Yes and no. Commands are replaced by the composition model and set of APIs. Entity Framework, XUnit and a lot more stuff that is currently running as a commands, will have to change direction. I doubt it will be any problem.
I personally don’t see much space where commands didn’t fit. As I understand commands worked as another entry point for your application so it might be troublesome in some situations. I think that if you haven’t used any deep commanding features most of them can be turned into simple console applications.
If that is not enough
dotnet utility has a composition model and new set of API that allows for adding second level commands. Second level commands can be application based, project based or installed globally.
For me the biggest change is how the runtime is fitted into this newer new world. Unlike it was with DNX runtime is now downloaded and managed just like other NuGet packages.
Previously in full .NET framework runtime was storied along with framework – for version 2.0, 3.0 and 3.5 there was one framework.

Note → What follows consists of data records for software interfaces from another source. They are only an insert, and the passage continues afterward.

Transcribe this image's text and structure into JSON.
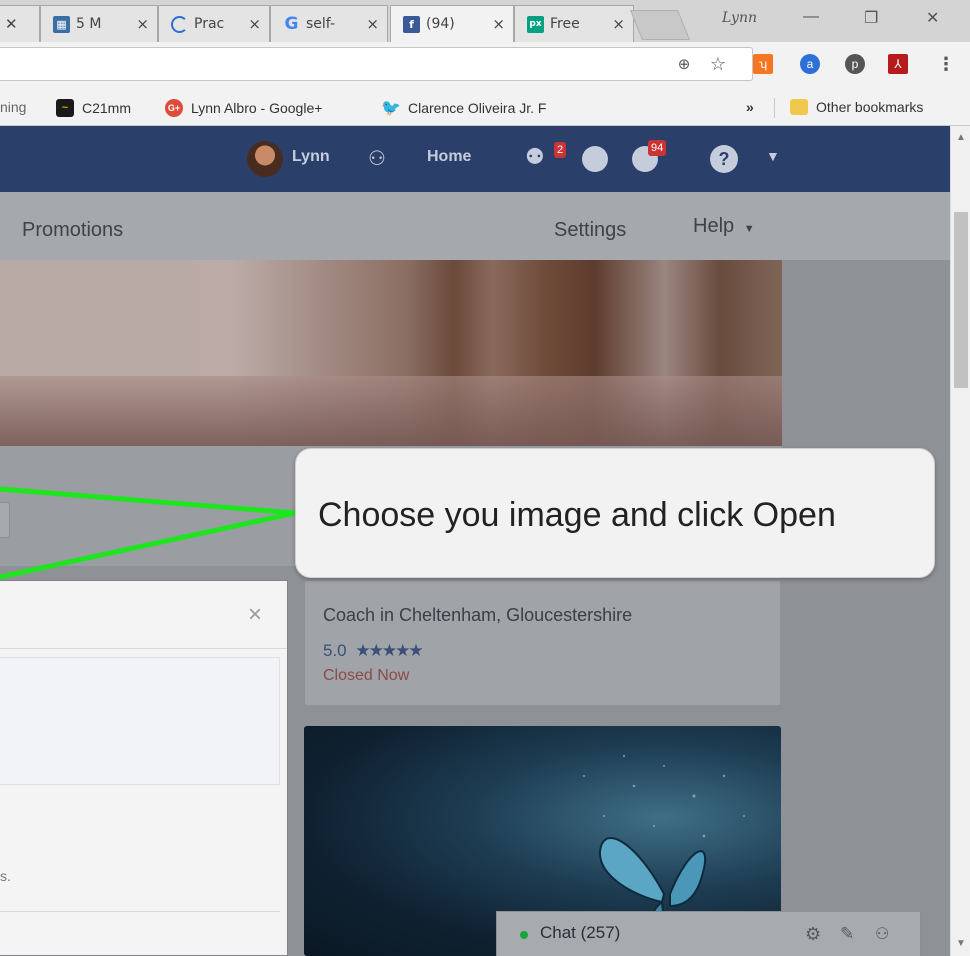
{
  "browser": {
    "tabs": [
      {
        "label": "5 M",
        "icon": "tab-video-icon",
        "color": "#3b6ea5"
      },
      {
        "label": "Prac",
        "icon": "tab-loading-icon",
        "color": "#2b6fd6"
      },
      {
        "label": "self-",
        "icon": "google-icon",
        "color": "#4285f4"
      },
      {
        "label": "(94)",
        "icon": "facebook-icon",
        "color": "#3b5998"
      },
      {
        "label": "Free",
        "icon": "pexels-icon",
        "color": "#05a081"
      }
    ],
    "tab_close": "×",
    "profile_name": "Lynn",
    "window_buttons": {
      "minimize": "—",
      "restore": "❐",
      "close": "✕"
    }
  },
  "toolbar": {
    "icons": [
      "zoom-icon",
      "bookmark-star-icon",
      "hubspot-icon",
      "extension-a-icon",
      "pinterest-icon",
      "acrobat-icon",
      "menu-icon"
    ]
  },
  "bookmarks": {
    "items": [
      {
        "label": "ning",
        "icon": ""
      },
      {
        "label": "C21mm",
        "icon": "c21-icon",
        "color": "#1a1a1a"
      },
      {
        "label": "Lynn Albro - Google+",
        "icon": "google-plus-icon",
        "color": "#dd4b39"
      },
      {
        "label": "Clarence Oliveira Jr. F",
        "icon": "twitter-icon",
        "color": "#1da1f2"
      }
    ],
    "overflow": "»",
    "other": "Other bookmarks"
  },
  "facebook": {
    "user": "Lynn",
    "home": "Home",
    "friend_requests": "2",
    "notifications": "94",
    "subnav": {
      "promotions": "Promotions",
      "settings": "Settings",
      "help": "Help"
    },
    "info_card": {
      "category": "Coach in Cheltenham, Gloucestershire",
      "rating": "5.0",
      "stars": 5,
      "status": "Closed Now"
    },
    "dialog": {
      "close": "×",
      "text_fragment": "s."
    },
    "chat": {
      "label": "Chat (257)"
    }
  },
  "callout": {
    "text": "Choose you image and click Open",
    "arrow_color": "#1ee61e"
  },
  "colors": {
    "fb_blue": "#2b3f6b",
    "overlay": "#8e9196",
    "arrow_green": "#1ee61e"
  }
}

For 4.0 and higher versions there was another runtime. The PE header (to be precise it was mscoree.dll that did it) in .exe file was responsible for finding and loading correct framework.

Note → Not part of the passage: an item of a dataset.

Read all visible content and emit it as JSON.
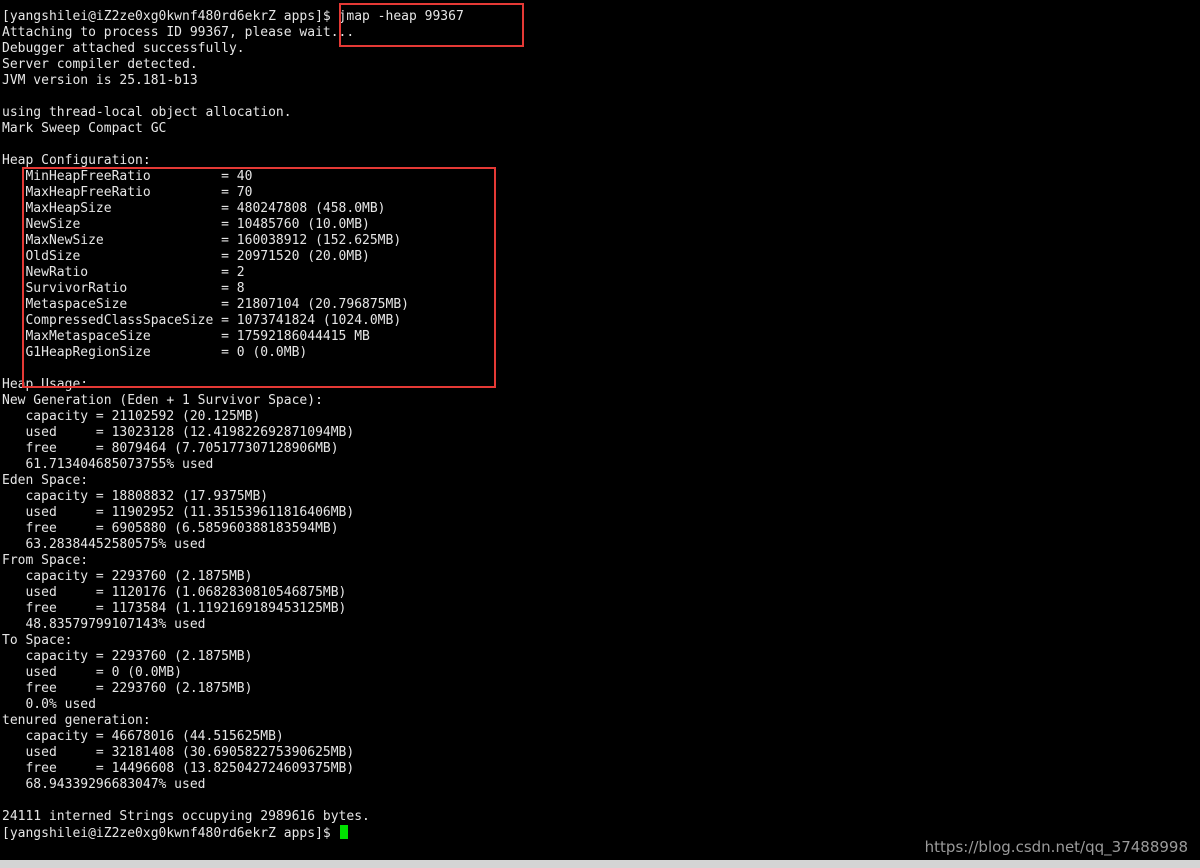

With new ASP.NET 5 up to RC1 model of finding correct runtime changed. The runtime was emerged at the very beginning with
dnvm use command so running
dnx pointed directly at correct runtime. The downside was that every process was called
dnx.exe under Task Manager just like ‘java.exe’ and you had to figure which process is yours.
In dotnet CLI world .exe files are back (at least for windows). The .exe file is again responsible for loading correct framework
hostpolicy.dll. I’m not sure of exact responsibilities here. The processes are now called just like you loved them – after your application. Runtime is a moving part that can be downloaded or delivered along with package.
This may be truly a game changer. Although application is way heavier it’s startup time is cut down to milliseconds. This type of ahead-of-time compilation is like NGen service but it bakes in all dependencies.
In one of my previous projects we used JBoss for hosting web services and few other jobs. Warm up time was around 2 minutes. Newer version cut that to half and next one to few seconds but it is still incomparable with milliseconds using native compilation.
Just to be clear – native compilation will not speed up things in runtime or at least in most situations. Technology used here is the same as it is during .NET application normal execution.
Usually JIT compiler is used to create native code out of IL. Now the same process is used to create native application just after Roslyn hands over assembly. There are still some plans to make it better – for example ASP.NET MVC 6 (now renamed to MVC Core 1.0) application is still not supported but feature is definitely worth mentioning.
For me it is. On the one hand I’m thrilled with possibity for having native applications in written in C#. On the other hand I’ve invested a lot of time to create scripts that support my continues delivery process. I was aware that there may be some changes around various libraries, but I wasn’t expecting this kind of change. Hopefully couple of hours of hard work will do the trick.
Another aspect is a release plan. Everything is easy until you take into considerations usual development cycle. After first beta release there are almost always bugs.
The scope of this change is not only DNX, DNU and DNVM tools. There is also whole Visual Studio, Visual Studio Code tooling and Entity Framework – and this is only what Microsoft is responsible for. Whole bunch of other community and commercial projects already invested into relying on existing platform. Most notable examples may include XUnit and TeamCity support.
This is new world. Everyone that invested their time have to adopt as DNX, DNU and DNVM lifetime comparing to .NET of even ASP.NET was just like temporary mood. I like that my processes will have names just like in old days. I feel that this change is for good.
To summarize dotnet CLI world I created this bullet list.
Why new tool?
What is this dotnet CLI all about?
What to expect?
How to try?